PROBLEM DESCRIPTION | Write the listing out again word for word. Pictures do not belong in the copy.

--- START ---

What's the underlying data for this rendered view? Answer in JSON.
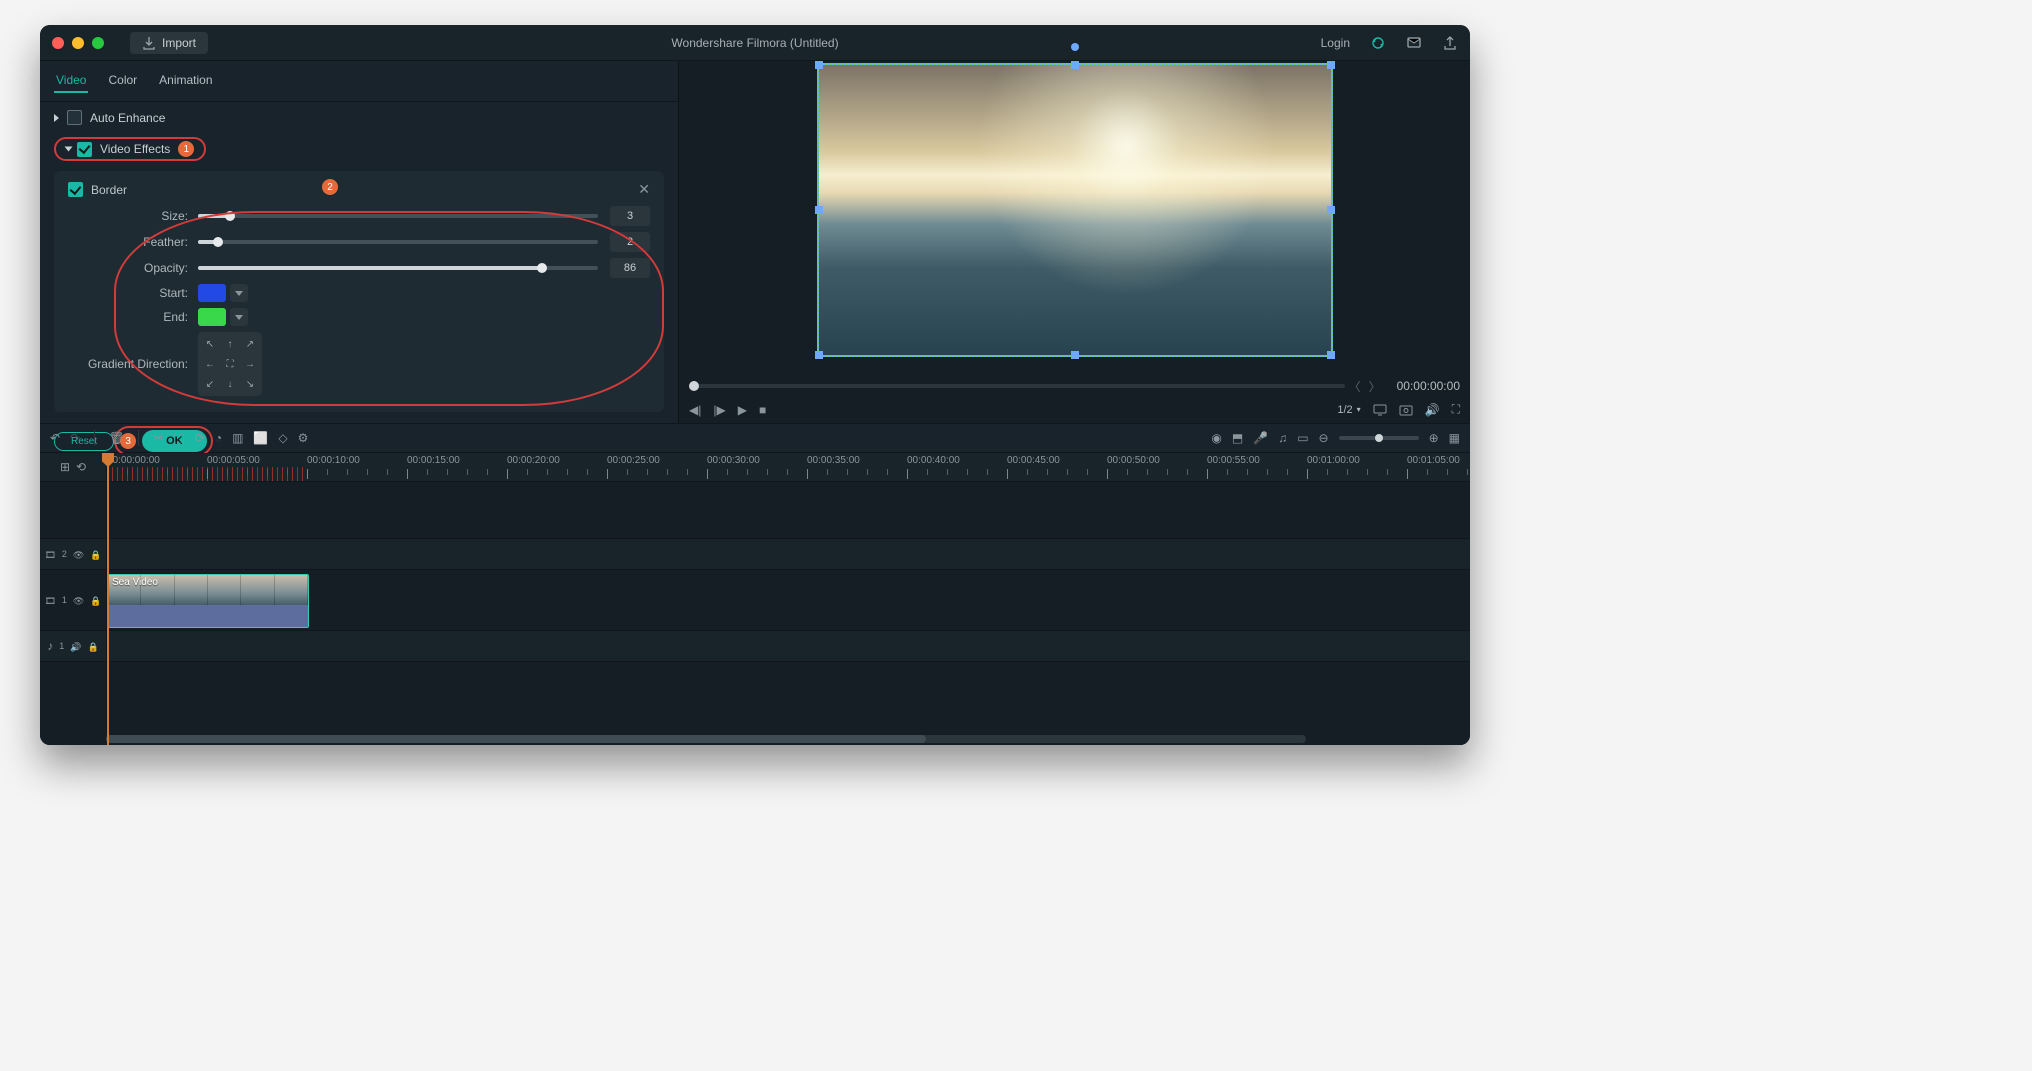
{
  "app": {
    "import_label": "Import",
    "title": "Wondershare Filmora (Untitled)",
    "login_label": "Login"
  },
  "tabs": {
    "video": "Video",
    "color": "Color",
    "animation": "Animation"
  },
  "sections": {
    "auto_enhance": "Auto Enhance",
    "video_effects": "Video Effects"
  },
  "annotations": {
    "n1": "1",
    "n2": "2",
    "n3": "3"
  },
  "border": {
    "heading": "Border",
    "size_label": "Size:",
    "size_value": "3",
    "size_pct": 8,
    "feather_label": "Feather:",
    "feather_value": "2",
    "feather_pct": 5,
    "opacity_label": "Opacity:",
    "opacity_value": "86",
    "opacity_pct": 86,
    "start_label": "Start:",
    "start_color": "#2248e6",
    "end_label": "End:",
    "end_color": "#39d84a",
    "gradient_label": "Gradient Direction:"
  },
  "footer": {
    "reset_label": "Reset",
    "ok_label": "OK"
  },
  "preview": {
    "timecode": "00:00:00:00",
    "zoom_label": "1/2"
  },
  "ruler_labels": [
    "00:00:00:00",
    "00:00:05:00",
    "00:00:10:00",
    "00:00:15:00",
    "00:00:20:00",
    "00:00:25:00",
    "00:00:30:00",
    "00:00:35:00",
    "00:00:40:00",
    "00:00:45:00",
    "00:00:50:00",
    "00:00:55:00",
    "00:01:00:00",
    "00:01:05:00"
  ],
  "tracks": {
    "t2": "2",
    "t1": "1",
    "a1": "1"
  },
  "clip": {
    "name": "Sea Video"
  }
}
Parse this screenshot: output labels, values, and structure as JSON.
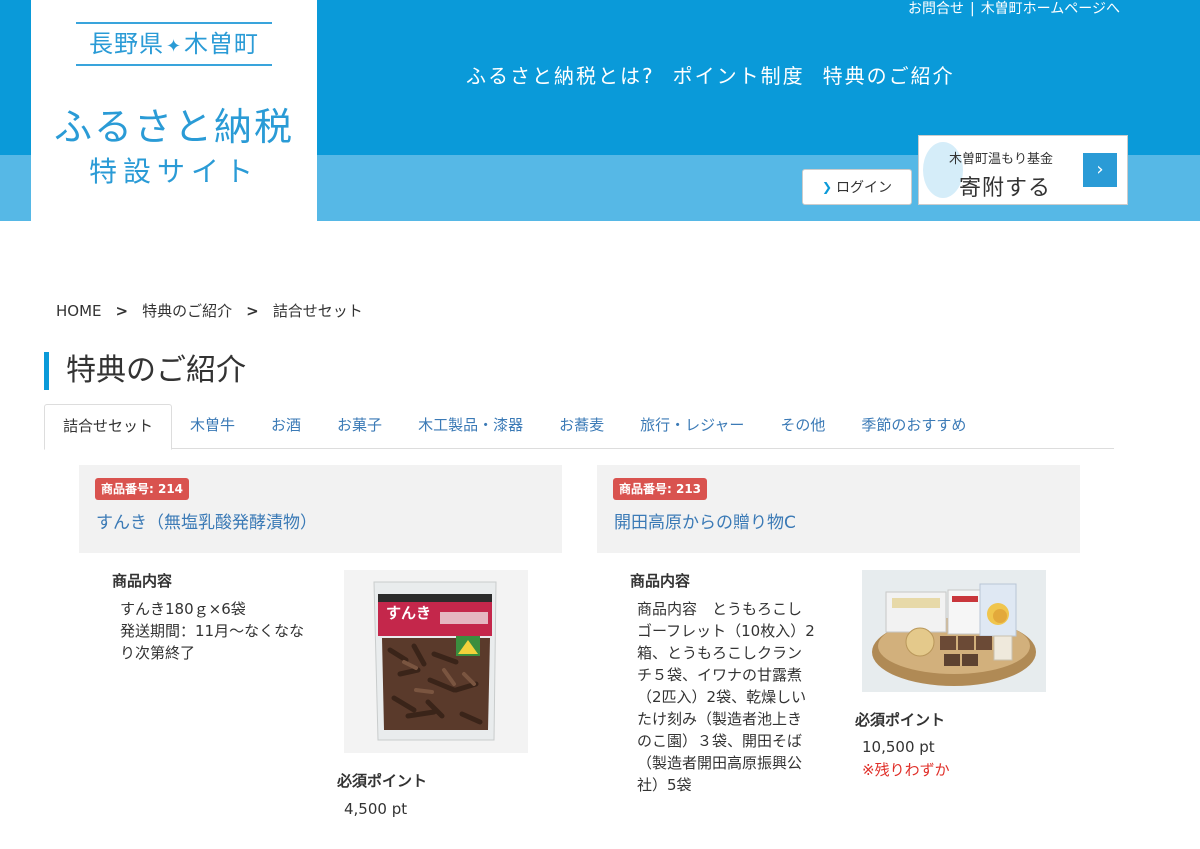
{
  "header": {
    "logo_pref": "長野県",
    "logo_town": "木曽町",
    "logo_main": "ふるさと納税",
    "logo_sub": "特設サイト",
    "links": [
      "お問合せ",
      "木曽町ホームページへ"
    ],
    "link_separator": "|",
    "nav": [
      "ふるさと納税とは?",
      "ポイント制度",
      "特典のご紹介"
    ],
    "login_label": "ログイン",
    "fund_label": "木曽町温もり基金",
    "donate_label": "寄附する"
  },
  "breadcrumb": [
    "HOME",
    "特典のご紹介",
    "詰合せセット"
  ],
  "breadcrumb_separator": ">",
  "page_title": "特典のご紹介",
  "tabs": [
    "詰合せセット",
    "木曽牛",
    "お酒",
    "お菓子",
    "木工製品・漆器",
    "お蕎麦",
    "旅行・レジャー",
    "その他",
    "季節のおすすめ"
  ],
  "active_tab": "詰合せセット",
  "products": [
    {
      "badge": "商品番号: 214",
      "title": "すんき（無塩乳酸発酵漬物）",
      "contents_heading": "商品内容",
      "contents_lines": [
        "すんき180ｇ×6袋",
        "発送期間：11月～なくなな",
        "り次第終了"
      ],
      "required_heading": "必須ポイント",
      "points": "4,500 pt",
      "image_label": "すんき"
    },
    {
      "badge": "商品番号: 213",
      "title": "開田高原からの贈り物C",
      "contents_heading": "商品内容",
      "contents_lines": [
        "商品内容　とうもろこし",
        "ゴーフレット（10枚入）2",
        "箱、とうもろこしクラン",
        "チ５袋、イワナの甘露煮",
        "（2匹入）2袋、乾燥しい",
        "たけ刻み（製造者池上き",
        "のこ園）３袋、開田そば",
        "（製造者開田高原振興公",
        "社）5袋"
      ],
      "required_heading": "必須ポイント",
      "points": "10,500 pt",
      "stock_note": "※残りわずか"
    }
  ],
  "colors": {
    "header_blue": "#0a9ad9",
    "header_light_blue": "#56b8e6",
    "link_blue": "#3b7ab6",
    "badge_red": "#d9534f",
    "alert_red": "#e0302a"
  }
}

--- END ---

OUTPUT BELOW |
What's the underlying data for this rendered view? Answer in JSON.
{
  "app": {
    "import_label": "Import",
    "title": "Wondershare Filmora (Untitled)",
    "login_label": "Login"
  },
  "tabs": {
    "video": "Video",
    "color": "Color",
    "animation": "Animation"
  },
  "sections": {
    "auto_enhance": "Auto Enhance",
    "video_effects": "Video Effects"
  },
  "annotations": {
    "n1": "1",
    "n2": "2",
    "n3": "3"
  },
  "border": {
    "heading": "Border",
    "size_label": "Size:",
    "size_value": "3",
    "size_pct": 8,
    "feather_label": "Feather:",
    "feather_value": "2",
    "feather_pct": 5,
    "opacity_label": "Opacity:",
    "opacity_value": "86",
    "opacity_pct": 86,
    "start_label": "Start:",
    "start_color": "#2248e6",
    "end_label": "End:",
    "end_color": "#39d84a",
    "gradient_label": "Gradient Direction:"
  },
  "footer": {
    "reset_label": "Reset",
    "ok_label": "OK"
  },
  "preview": {
    "timecode": "00:00:00:00",
    "zoom_label": "1/2"
  },
  "ruler_labels": [
    "00:00:00:00",
    "00:00:05:00",
    "00:00:10:00",
    "00:00:15:00",
    "00:00:20:00",
    "00:00:25:00",
    "00:00:30:00",
    "00:00:35:00",
    "00:00:40:00",
    "00:00:45:00",
    "00:00:50:00",
    "00:00:55:00",
    "00:01:00:00",
    "00:01:05:00"
  ],
  "tracks": {
    "t2": "2",
    "t1": "1",
    "a1": "1"
  },
  "clip": {
    "name": "Sea Video"
  }
}
Parse this screenshot: output labels, values, and structure as JSON.
{
  "header": {
    "logo_pref": "長野県",
    "logo_town": "木曽町",
    "logo_main": "ふるさと納税",
    "logo_sub": "特設サイト",
    "links": [
      "お問合せ",
      "木曽町ホームページへ"
    ],
    "link_separator": "|",
    "nav": [
      "ふるさと納税とは?",
      "ポイント制度",
      "特典のご紹介"
    ],
    "login_label": "ログイン",
    "fund_label": "木曽町温もり基金",
    "donate_label": "寄附する"
  },
  "breadcrumb": [
    "HOME",
    "特典のご紹介",
    "詰合せセット"
  ],
  "breadcrumb_separator": ">",
  "page_title": "特典のご紹介",
  "tabs": [
    "詰合せセット",
    "木曽牛",
    "お酒",
    "お菓子",
    "木工製品・漆器",
    "お蕎麦",
    "旅行・レジャー",
    "その他",
    "季節のおすすめ"
  ],
  "active_tab": "詰合せセット",
  "products": [
    {
      "badge": "商品番号: 214",
      "title": "すんき（無塩乳酸発酵漬物）",
      "contents_heading": "商品内容",
      "contents_lines": [
        "すんき180ｇ×6袋",
        "発送期間：11月～なくなな",
        "り次第終了"
      ],
      "required_heading": "必須ポイント",
      "points": "4,500 pt",
      "image_label": "すんき"
    },
    {
      "badge": "商品番号: 213",
      "title": "開田高原からの贈り物C",
      "contents_heading": "商品内容",
      "contents_lines": [
        "商品内容　とうもろこし",
        "ゴーフレット（10枚入）2",
        "箱、とうもろこしクラン",
        "チ５袋、イワナの甘露煮",
        "（2匹入）2袋、乾燥しい",
        "たけ刻み（製造者池上き",
        "のこ園）３袋、開田そば",
        "（製造者開田高原振興公",
        "社）5袋"
      ],
      "required_heading": "必須ポイント",
      "points": "10,500 pt",
      "stock_note": "※残りわずか"
    }
  ],
  "colors": {
    "header_blue": "#0a9ad9",
    "header_light_blue": "#56b8e6",
    "link_blue": "#3b7ab6",
    "badge_red": "#d9534f",
    "alert_red": "#e0302a"
  }
}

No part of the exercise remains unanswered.